Mine For the Growth Blocks
A marketer I know has himself twisted up like a pretzel inside.
He’s following the rules of marketing as best he knows them, and what they all add up to is making less and less sense.
The membership service he is charged with marketing spends just less than half its paid media money on digital advertising. In this realm, my Tums-popping friend remains an extremely disciplined direct marketer of the old school. He believes each tactic and channel must pay for itself in sales. The search advertising must pay for itself with memberships brought in through search advertising. Mobile sign-ups are mobile sign-ups,and nothing more. Retargeting returns are calculated based on retargeting conversions only, and so on.
Attribution across multiple digital programs, which he allows might generate a higher return on his marketing spend, would fuzz his perfect accounting. He could no longer be sure of anything, and he feels that knowledge is power.
For example, he and his team have tested display advertising several times. The search sign-ups increased during these modest tests, but when he measured the display on display sign-ups alone, it didn’t reach the allowable. So, no display!
Sounds like a tidy, orderly world, doesn’t it?
Well, it’s a false order at best. This system doesn’t account for the influence of one channel on the results of another. We all know that ignoring a reality doesn’t mean it doesn’t exist.
Worse, it isn’t working. The greater portion of this marketer’s budget is spent on TV. You’ve seen it. Anyone who knows anyone with a TV has seen it. He’s tried everything to figure out how to attribute sales to his television spend, but he just can’t. He’s tried pulling the TV, but then his volumes plummet. On the other hand, no change in schedule, and no other form of testing, has ever been able to demonstrate a lift in memberships.

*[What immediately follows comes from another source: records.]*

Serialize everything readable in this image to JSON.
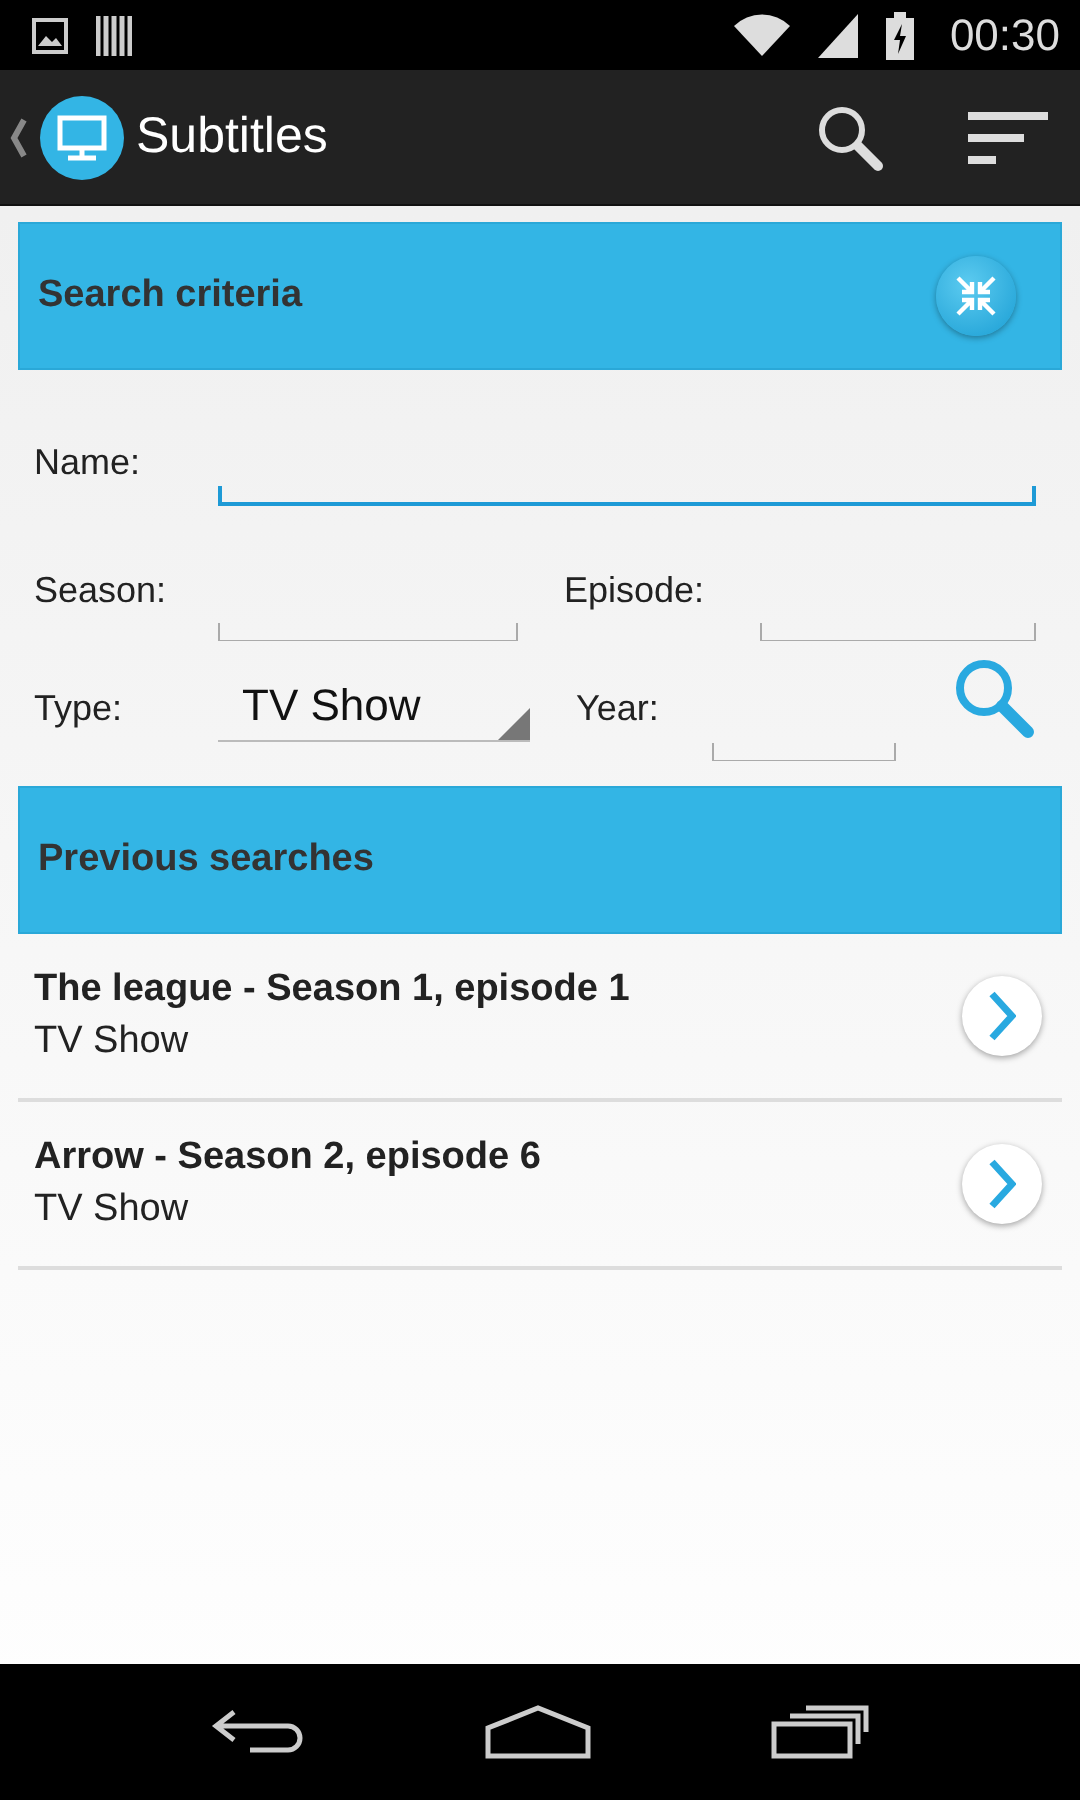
{
  "status_bar": {
    "time": "00:30"
  },
  "action_bar": {
    "title": "Subtitles"
  },
  "search_criteria": {
    "title": "Search criteria",
    "fields": [
      {
        "label": "Name:",
        "focused": true
      },
      {
        "label": "Season:",
        "focused": false
      },
      {
        "label": "Episode:",
        "focused": false
      }
    ],
    "type": {
      "label": "Type:",
      "value": "TV Show"
    },
    "year": {
      "label": "Year:",
      "focused": false
    }
  },
  "previous_searches": {
    "title": "Previous searches",
    "items": [
      {
        "title": "The league - Season 1, episode 1",
        "subtitle": "TV Show"
      },
      {
        "title": "Arrow - Season 2, episode 6",
        "subtitle": "TV Show"
      }
    ]
  }
}
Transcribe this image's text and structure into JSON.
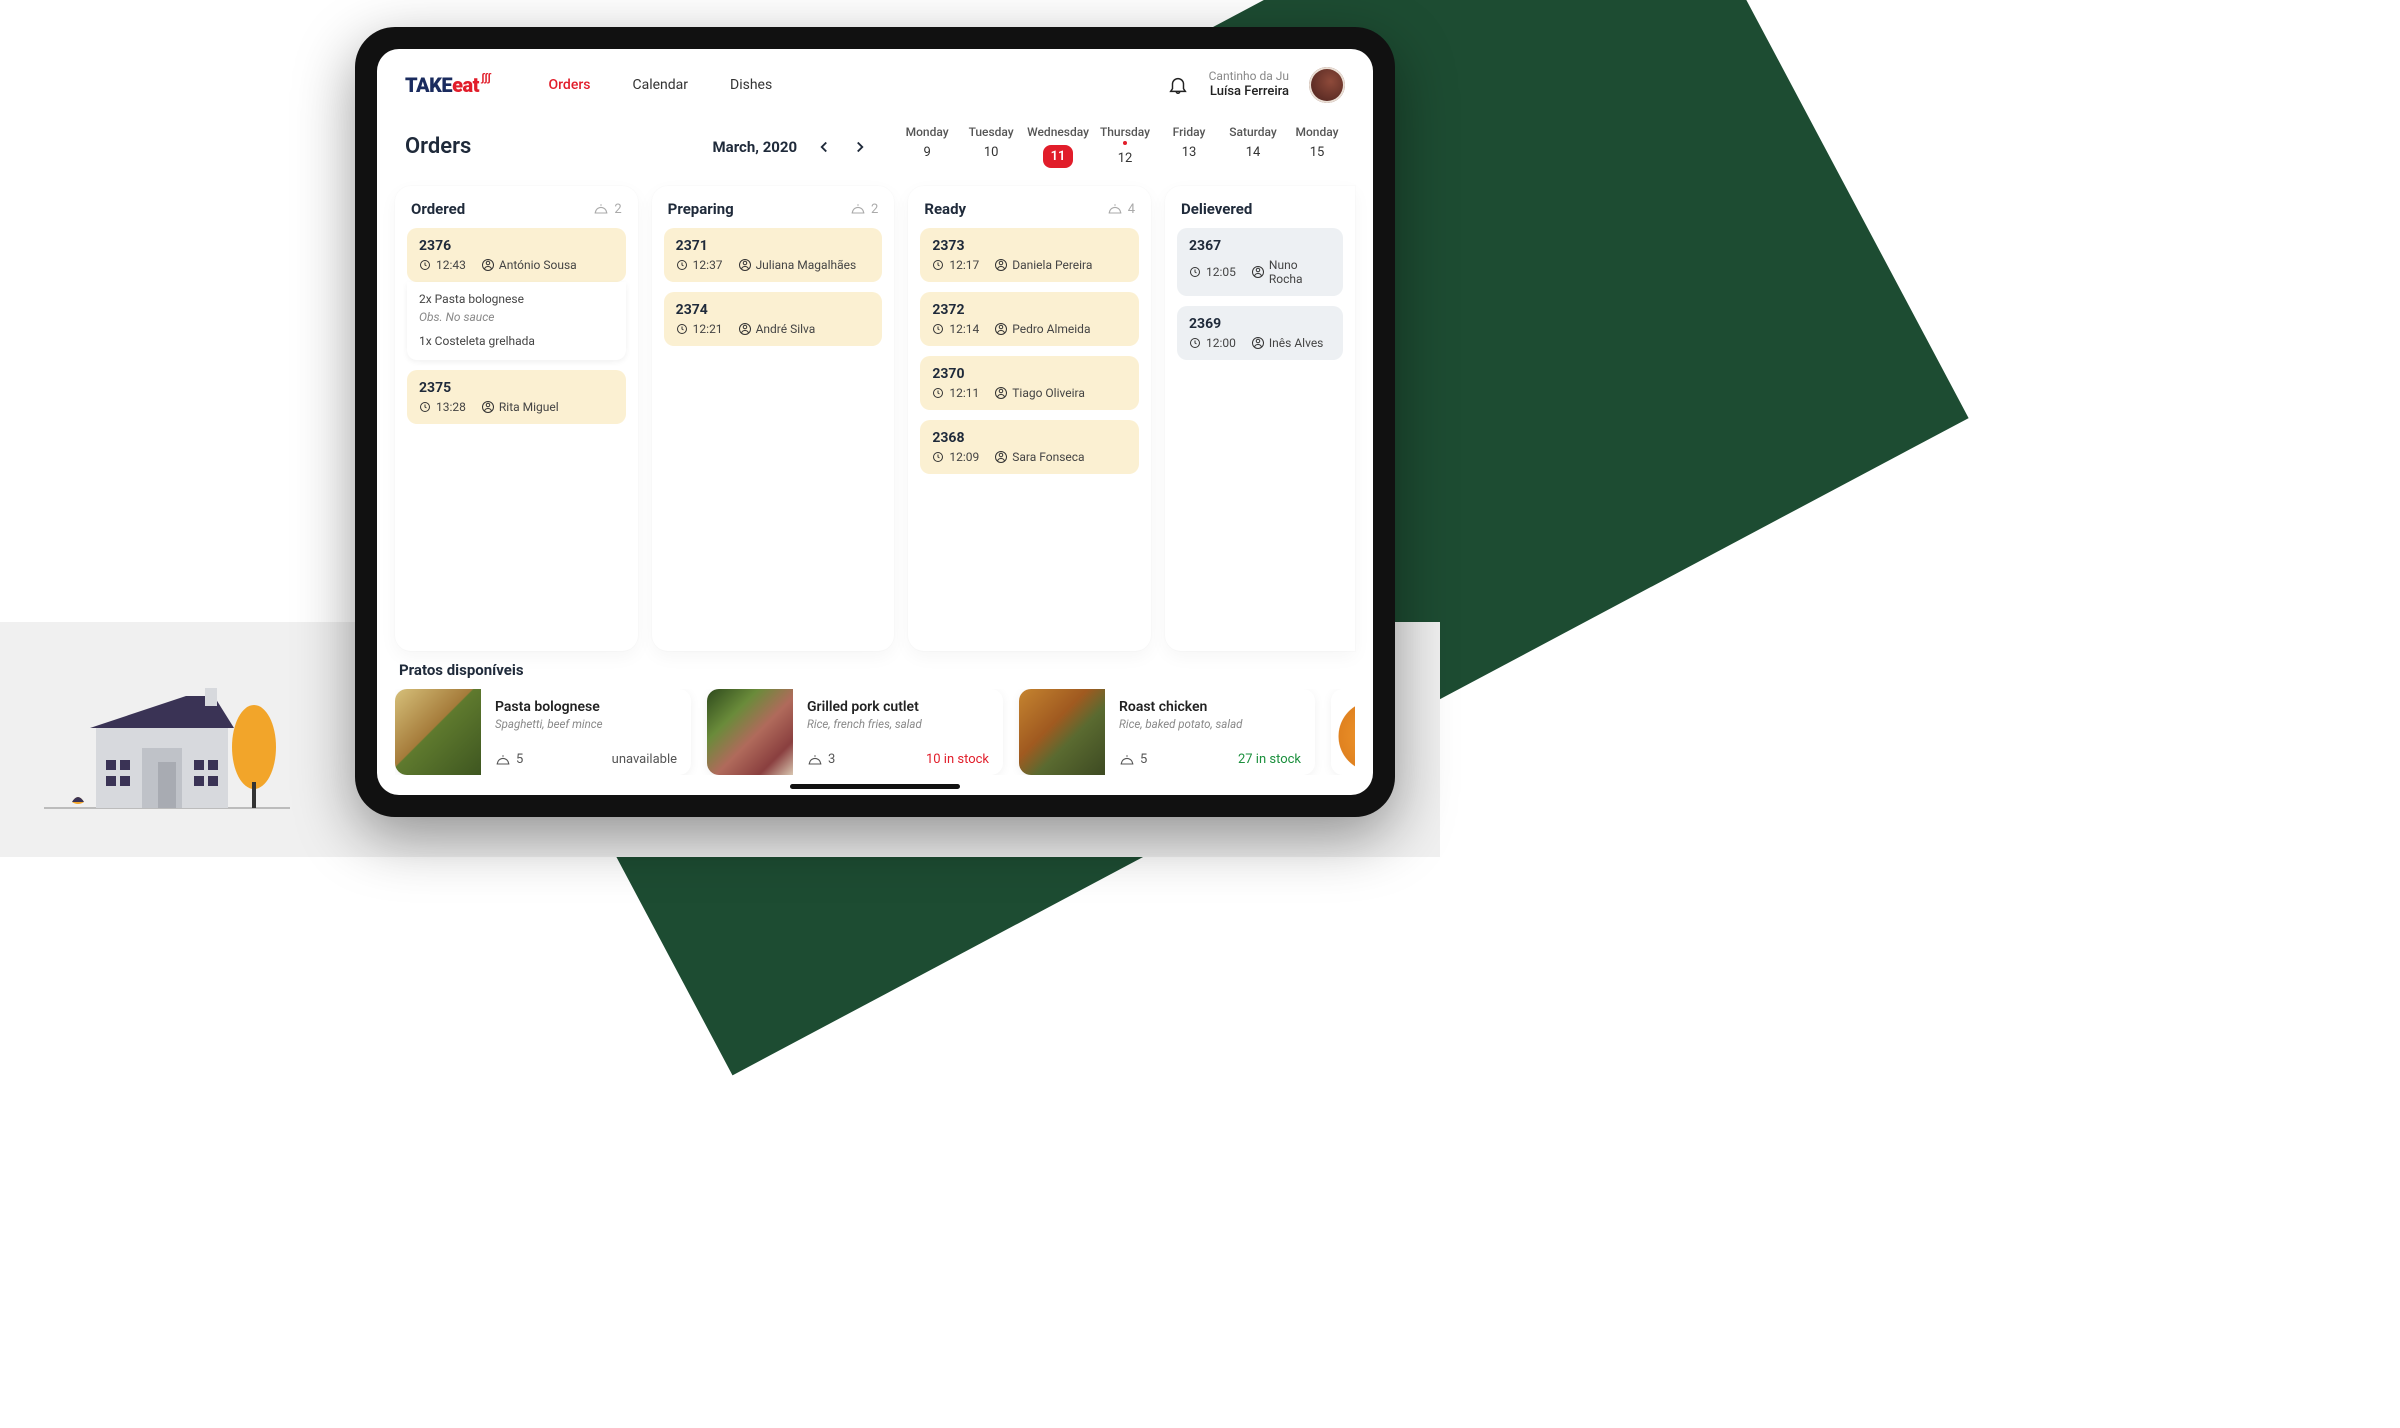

So, this marketer lives in two worlds, one with an insane level of order and accountability, and the other with absolutely none.
Somehow the business got to this level with this system, but the efficiency of the marketing is decreasing, new memberships are more expensive every day, and higher levels of television seem to have no effect on sales.
It’s a serious Growth Block. He’s stuck and they’re stuck. But it doesn’t have to be that way. Attribution is, no doubt, one of the biggest challenges in modern marketing. Direct marketers want to test and learn, but the interactions among multiple channels create noise in their tests. Some are better at tolerating the noise than others. Some orchestrate that noise into a symphony of sales and brand building.
Those of us who view the experience from the customer’s point of view realize it’s the mix that matters. Those who believe that only the last click counts, that impressions are meaningless after ninety minutes, and that advertising in one medium has no effect on results in another, are most definitely running the wrong advertising.
Get smart about attribution while getting the creative you need to build your brand and sell too. That’s how successful modern marketers scale.